* PROMPT *
Please copy every line from the following entries in which the word "icon" appears.

* INFORMATION SUPPLIED *
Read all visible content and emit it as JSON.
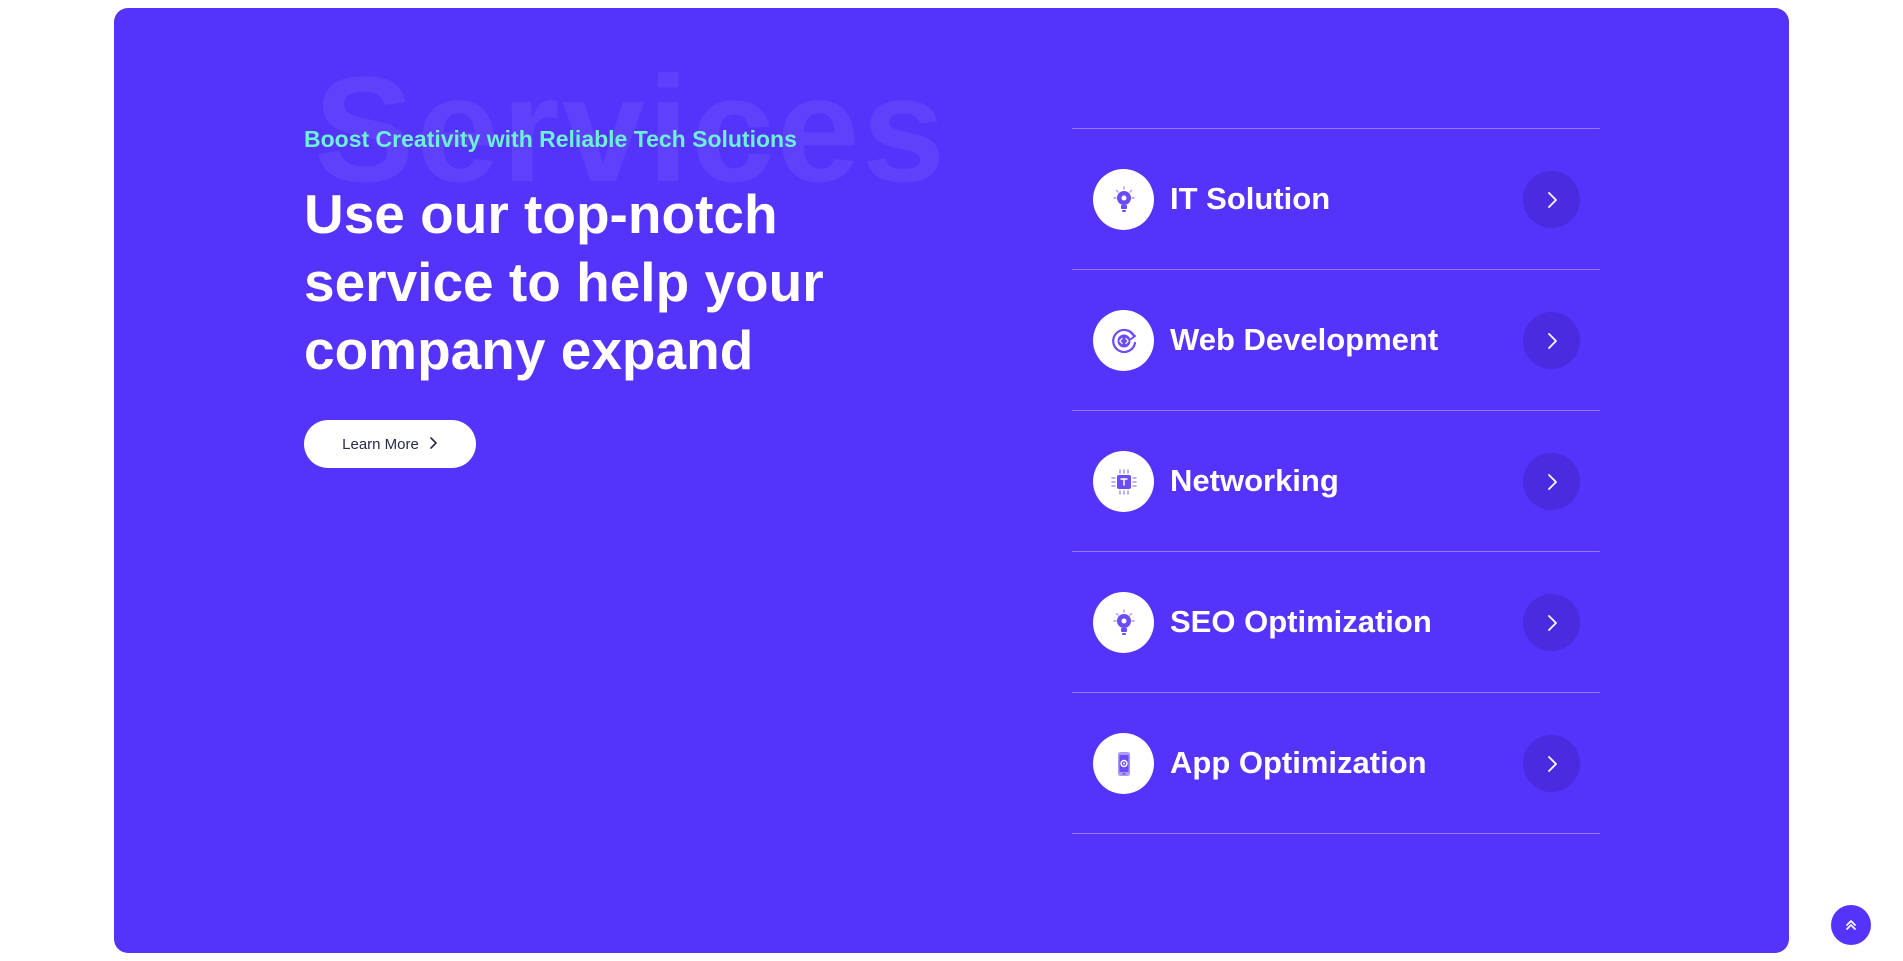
{
  "hero": {
    "watermark": "Services",
    "eyebrow": "Boost Creativity with Reliable Tech Solutions",
    "headline": "Use our top-notch service to help your company expand",
    "learn_more_label": "Learn More"
  },
  "services": [
    {
      "title": "IT Solution",
      "icon": "lightbulb-icon"
    },
    {
      "title": "Web Development",
      "icon": "code-refresh-icon"
    },
    {
      "title": "Networking",
      "icon": "chip-icon"
    },
    {
      "title": "SEO Optimization",
      "icon": "lightbulb-icon"
    },
    {
      "title": "App Optimization",
      "icon": "mobile-gear-icon"
    }
  ],
  "colors": {
    "panel": "#5433fb",
    "accent_text": "#6ef0d4",
    "arrow_circle": "#4a2be0"
  }
}
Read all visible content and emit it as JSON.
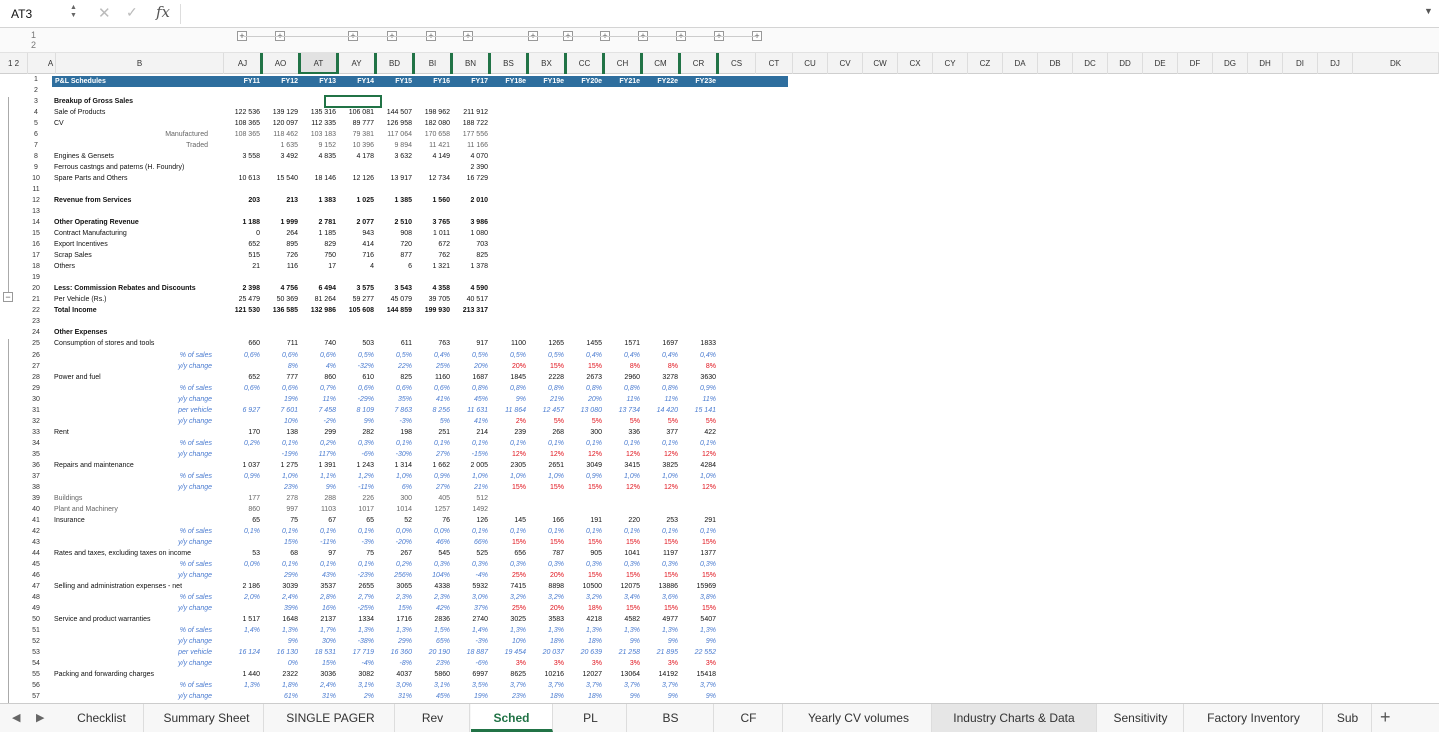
{
  "formula_bar": {
    "cell_ref": "AT3",
    "formula": "",
    "fx": "fx"
  },
  "outline_levels": [
    "1",
    "2"
  ],
  "columns": [
    "A",
    "B",
    "AJ",
    "AO",
    "AT",
    "AY",
    "BD",
    "BI",
    "BN",
    "BS",
    "BX",
    "CC",
    "CH",
    "CM",
    "CR",
    "CS",
    "CT",
    "CU",
    "CV",
    "CW",
    "CX",
    "CY",
    "CZ",
    "DA",
    "DB",
    "DC",
    "DD",
    "DE",
    "DF",
    "DG",
    "DH",
    "DI",
    "DJ",
    "DK"
  ],
  "years": [
    "FY11",
    "FY12",
    "FY13",
    "FY14",
    "FY15",
    "FY16",
    "FY17",
    "FY18e",
    "FY19e",
    "FY20e",
    "FY21e",
    "FY22e",
    "FY23e"
  ],
  "sheet_title": "P&L Schedules",
  "row_numbers": [
    "1",
    "2",
    "3",
    "4",
    "5",
    "6",
    "7",
    "8",
    "9",
    "10",
    "11",
    "12",
    "13",
    "14",
    "15",
    "16",
    "17",
    "18",
    "19",
    "20",
    "21",
    "22",
    "23",
    "24",
    "25",
    "26",
    "27",
    "28",
    "29",
    "30",
    "31",
    "32",
    "33",
    "34",
    "35",
    "36",
    "37",
    "38",
    "39",
    "40",
    "41",
    "42",
    "43",
    "44",
    "45",
    "46",
    "47",
    "48",
    "49",
    "50",
    "51",
    "52",
    "53",
    "54",
    "55",
    "56",
    "57"
  ],
  "rows": [
    {
      "label": "Breakup of Gross Sales",
      "bold": true,
      "v": []
    },
    {
      "label": "Sale of Products",
      "v": [
        "122 536",
        "139 129",
        "135 316",
        "106 081",
        "144 507",
        "198 962",
        "211 912"
      ]
    },
    {
      "label": "CV",
      "v": [
        "108 365",
        "120 097",
        "112 335",
        "89 777",
        "126 958",
        "182 080",
        "188 722"
      ]
    },
    {
      "label": "Manufactured",
      "right": true,
      "gray": true,
      "v": [
        "108 365",
        "118 462",
        "103 183",
        "79 381",
        "117 064",
        "170 658",
        "177 556"
      ]
    },
    {
      "label": "Traded",
      "right": true,
      "gray": true,
      "v": [
        "",
        "1 635",
        "9 152",
        "10 396",
        "9 894",
        "11 421",
        "11 166"
      ]
    },
    {
      "label": "Engines & Gensets",
      "v": [
        "3 558",
        "3 492",
        "4 835",
        "4 178",
        "3 632",
        "4 149",
        "4 070"
      ]
    },
    {
      "label": "Ferrous castngs and paterns (H. Foundry)",
      "v": [
        "",
        "",
        "",
        "",
        "",
        "",
        "2 390"
      ]
    },
    {
      "label": "Spare Parts and Others",
      "v": [
        "10 613",
        "15 540",
        "18 146",
        "12 126",
        "13 917",
        "12 734",
        "16 729"
      ]
    },
    {
      "label": "",
      "v": []
    },
    {
      "label": "Revenue from Services",
      "bold": true,
      "v": [
        "203",
        "213",
        "1 383",
        "1 025",
        "1 385",
        "1 560",
        "2 010"
      ]
    },
    {
      "label": "",
      "v": []
    },
    {
      "label": "Other Operating Revenue",
      "bold": true,
      "v": [
        "1 188",
        "1 999",
        "2 781",
        "2 077",
        "2 510",
        "3 765",
        "3 986"
      ]
    },
    {
      "label": "Contract Manufacturing",
      "v": [
        "0",
        "264",
        "1 185",
        "943",
        "908",
        "1 011",
        "1 080"
      ]
    },
    {
      "label": "Export Incentives",
      "v": [
        "652",
        "895",
        "829",
        "414",
        "720",
        "672",
        "703"
      ]
    },
    {
      "label": "Scrap Sales",
      "v": [
        "515",
        "726",
        "750",
        "716",
        "877",
        "762",
        "825"
      ]
    },
    {
      "label": "Others",
      "v": [
        "21",
        "116",
        "17",
        "4",
        "6",
        "1 321",
        "1 378"
      ]
    },
    {
      "label": "",
      "v": []
    },
    {
      "label": "Less: Commission Rebates and Discounts",
      "bold": true,
      "v": [
        "2 398",
        "4 756",
        "6 494",
        "3 575",
        "3 543",
        "4 358",
        "4 590"
      ]
    },
    {
      "label": "Per Vehicle (Rs.)",
      "v": [
        "25 479",
        "50 369",
        "81 264",
        "59 277",
        "45 079",
        "39 705",
        "40 517"
      ]
    },
    {
      "label": "Total Income",
      "bold": true,
      "v": [
        "121 530",
        "136 585",
        "132 986",
        "105 608",
        "144 859",
        "199 930",
        "213 317"
      ]
    },
    {
      "label": "",
      "v": []
    },
    {
      "label": "Other Expenses",
      "bold": true,
      "v": []
    },
    {
      "label": "Consumption of stores and tools",
      "v": [
        "660",
        "711",
        "740",
        "503",
        "611",
        "763",
        "917",
        "1100",
        "1265",
        "1455",
        "1571",
        "1697",
        "1833"
      ]
    },
    {
      "label": "% of sales",
      "pct": true,
      "v": [
        "0,6%",
        "0,6%",
        "0,6%",
        "0,5%",
        "0,5%",
        "0,4%",
        "0,5%",
        "0,5%",
        "0,5%",
        "0,4%",
        "0,4%",
        "0,4%",
        "0,4%"
      ]
    },
    {
      "label": "y/y change",
      "pct": true,
      "v": [
        "",
        "8%",
        "4%",
        "-32%",
        "22%",
        "25%",
        "20%",
        "20%",
        "15%",
        "15%",
        "8%",
        "8%",
        "8%"
      ],
      "redfrom": 7
    },
    {
      "label": "Power and fuel",
      "v": [
        "652",
        "777",
        "860",
        "610",
        "825",
        "1160",
        "1687",
        "1845",
        "2228",
        "2673",
        "2960",
        "3278",
        "3630"
      ]
    },
    {
      "label": "% of sales",
      "pct": true,
      "v": [
        "0,6%",
        "0,6%",
        "0,7%",
        "0,6%",
        "0,6%",
        "0,6%",
        "0,8%",
        "0,8%",
        "0,8%",
        "0,8%",
        "0,8%",
        "0,8%",
        "0,9%"
      ]
    },
    {
      "label": "y/y change",
      "pct": true,
      "v": [
        "",
        "19%",
        "11%",
        "-29%",
        "35%",
        "41%",
        "45%",
        "9%",
        "21%",
        "20%",
        "11%",
        "11%",
        "11%"
      ]
    },
    {
      "label": "per vehicle",
      "pct": true,
      "v": [
        "6 927",
        "7 601",
        "7 458",
        "8 109",
        "7 863",
        "8 256",
        "11 631",
        "11 864",
        "12 457",
        "13 080",
        "13 734",
        "14 420",
        "15 141"
      ]
    },
    {
      "label": "y/y change",
      "pct": true,
      "v": [
        "",
        "10%",
        "-2%",
        "9%",
        "-3%",
        "5%",
        "41%",
        "2%",
        "5%",
        "5%",
        "5%",
        "5%",
        "5%"
      ],
      "redfrom": 7
    },
    {
      "label": "Rent",
      "v": [
        "170",
        "138",
        "299",
        "282",
        "198",
        "251",
        "214",
        "239",
        "268",
        "300",
        "336",
        "377",
        "422"
      ]
    },
    {
      "label": "% of sales",
      "pct": true,
      "v": [
        "0,2%",
        "0,1%",
        "0,2%",
        "0,3%",
        "0,1%",
        "0,1%",
        "0,1%",
        "0,1%",
        "0,1%",
        "0,1%",
        "0,1%",
        "0,1%",
        "0,1%"
      ]
    },
    {
      "label": "y/y change",
      "pct": true,
      "v": [
        "",
        "-19%",
        "117%",
        "-6%",
        "-30%",
        "27%",
        "-15%",
        "12%",
        "12%",
        "12%",
        "12%",
        "12%",
        "12%"
      ],
      "redfrom": 7
    },
    {
      "label": "Repairs and maintenance",
      "v": [
        "1 037",
        "1 275",
        "1 391",
        "1 243",
        "1 314",
        "1 662",
        "2 005",
        "2305",
        "2651",
        "3049",
        "3415",
        "3825",
        "4284"
      ]
    },
    {
      "label": "% of sales",
      "pct": true,
      "v": [
        "0,9%",
        "1,0%",
        "1,1%",
        "1,2%",
        "1,0%",
        "0,9%",
        "1,0%",
        "1,0%",
        "1,0%",
        "0,9%",
        "1,0%",
        "1,0%",
        "1,0%"
      ]
    },
    {
      "label": "y/y change",
      "pct": true,
      "v": [
        "",
        "23%",
        "9%",
        "-11%",
        "6%",
        "27%",
        "21%",
        "15%",
        "15%",
        "15%",
        "12%",
        "12%",
        "12%"
      ],
      "redfrom": 7
    },
    {
      "label": "Buildings",
      "gray": true,
      "v": [
        "177",
        "278",
        "288",
        "226",
        "300",
        "405",
        "512"
      ]
    },
    {
      "label": "Plant and Machinery",
      "gray": true,
      "v": [
        "860",
        "997",
        "1103",
        "1017",
        "1014",
        "1257",
        "1492"
      ]
    },
    {
      "label": "Insurance",
      "v": [
        "65",
        "75",
        "67",
        "65",
        "52",
        "76",
        "126",
        "145",
        "166",
        "191",
        "220",
        "253",
        "291"
      ]
    },
    {
      "label": "% of sales",
      "pct": true,
      "v": [
        "0,1%",
        "0,1%",
        "0,1%",
        "0,1%",
        "0,0%",
        "0,0%",
        "0,1%",
        "0,1%",
        "0,1%",
        "0,1%",
        "0,1%",
        "0,1%",
        "0,1%"
      ]
    },
    {
      "label": "y/y change",
      "pct": true,
      "v": [
        "",
        "15%",
        "-11%",
        "-3%",
        "-20%",
        "46%",
        "66%",
        "15%",
        "15%",
        "15%",
        "15%",
        "15%",
        "15%"
      ],
      "redfrom": 7
    },
    {
      "label": "Rates and taxes, excluding taxes on income",
      "v": [
        "53",
        "68",
        "97",
        "75",
        "267",
        "545",
        "525",
        "656",
        "787",
        "905",
        "1041",
        "1197",
        "1377"
      ]
    },
    {
      "label": "% of sales",
      "pct": true,
      "v": [
        "0,0%",
        "0,1%",
        "0,1%",
        "0,1%",
        "0,2%",
        "0,3%",
        "0,3%",
        "0,3%",
        "0,3%",
        "0,3%",
        "0,3%",
        "0,3%",
        "0,3%"
      ]
    },
    {
      "label": "y/y change",
      "pct": true,
      "v": [
        "",
        "29%",
        "43%",
        "-23%",
        "256%",
        "104%",
        "-4%",
        "25%",
        "20%",
        "15%",
        "15%",
        "15%",
        "15%"
      ],
      "redfrom": 7
    },
    {
      "label": "Selling and administration expenses - net",
      "v": [
        "2 186",
        "3039",
        "3537",
        "2655",
        "3065",
        "4338",
        "5932",
        "7415",
        "8898",
        "10500",
        "12075",
        "13886",
        "15969"
      ]
    },
    {
      "label": "% of sales",
      "pct": true,
      "v": [
        "2,0%",
        "2,4%",
        "2,8%",
        "2,7%",
        "2,3%",
        "2,3%",
        "3,0%",
        "3,2%",
        "3,2%",
        "3,2%",
        "3,4%",
        "3,6%",
        "3,8%"
      ]
    },
    {
      "label": "y/y change",
      "pct": true,
      "v": [
        "",
        "39%",
        "16%",
        "-25%",
        "15%",
        "42%",
        "37%",
        "25%",
        "20%",
        "18%",
        "15%",
        "15%",
        "15%"
      ],
      "redfrom": 7
    },
    {
      "label": "Service and product warranties",
      "v": [
        "1 517",
        "1648",
        "2137",
        "1334",
        "1716",
        "2836",
        "2740",
        "3025",
        "3583",
        "4218",
        "4582",
        "4977",
        "5407"
      ]
    },
    {
      "label": "% of sales",
      "pct": true,
      "v": [
        "1,4%",
        "1,3%",
        "1,7%",
        "1,3%",
        "1,3%",
        "1,5%",
        "1,4%",
        "1,3%",
        "1,3%",
        "1,3%",
        "1,3%",
        "1,3%",
        "1,3%"
      ]
    },
    {
      "label": "y/y change",
      "pct": true,
      "v": [
        "",
        "9%",
        "30%",
        "-38%",
        "29%",
        "65%",
        "-3%",
        "10%",
        "18%",
        "18%",
        "9%",
        "9%",
        "9%"
      ]
    },
    {
      "label": "per vehicle",
      "pct": true,
      "v": [
        "16 124",
        "16 130",
        "18 531",
        "17 719",
        "16 360",
        "20 190",
        "18 887",
        "19 454",
        "20 037",
        "20 639",
        "21 258",
        "21 895",
        "22 552"
      ]
    },
    {
      "label": "y/y change",
      "pct": true,
      "v": [
        "",
        "0%",
        "15%",
        "-4%",
        "-8%",
        "23%",
        "-6%",
        "3%",
        "3%",
        "3%",
        "3%",
        "3%",
        "3%"
      ],
      "redfrom": 7
    },
    {
      "label": "Packing and forwarding charges",
      "v": [
        "1 440",
        "2322",
        "3036",
        "3082",
        "4037",
        "5860",
        "6997",
        "8625",
        "10216",
        "12027",
        "13064",
        "14192",
        "15418"
      ]
    },
    {
      "label": "% of sales",
      "pct": true,
      "v": [
        "1,3%",
        "1,8%",
        "2,4%",
        "3,1%",
        "3,0%",
        "3,1%",
        "3,5%",
        "3,7%",
        "3,7%",
        "3,7%",
        "3,7%",
        "3,7%",
        "3,7%"
      ]
    },
    {
      "label": "y/y change",
      "pct": true,
      "v": [
        "",
        "61%",
        "31%",
        "2%",
        "31%",
        "45%",
        "19%",
        "23%",
        "18%",
        "18%",
        "9%",
        "9%",
        "9%"
      ]
    }
  ],
  "tabs": [
    "Checklist",
    "Summary Sheet",
    "SINGLE PAGER",
    "Rev",
    "Sched",
    "PL",
    "BS",
    "CF",
    "Yearly CV volumes",
    "Industry Charts & Data",
    "Sensitivity",
    "Factory Inventory",
    "Sub"
  ],
  "active_tab": "Sched"
}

* TASK SOLUTION *
      "icon": "lightbulb-icon"
      "icon": "code-refresh-icon"
      "icon": "chip-icon"
      "icon": "lightbulb-icon"
      "icon": "mobile-gear-icon"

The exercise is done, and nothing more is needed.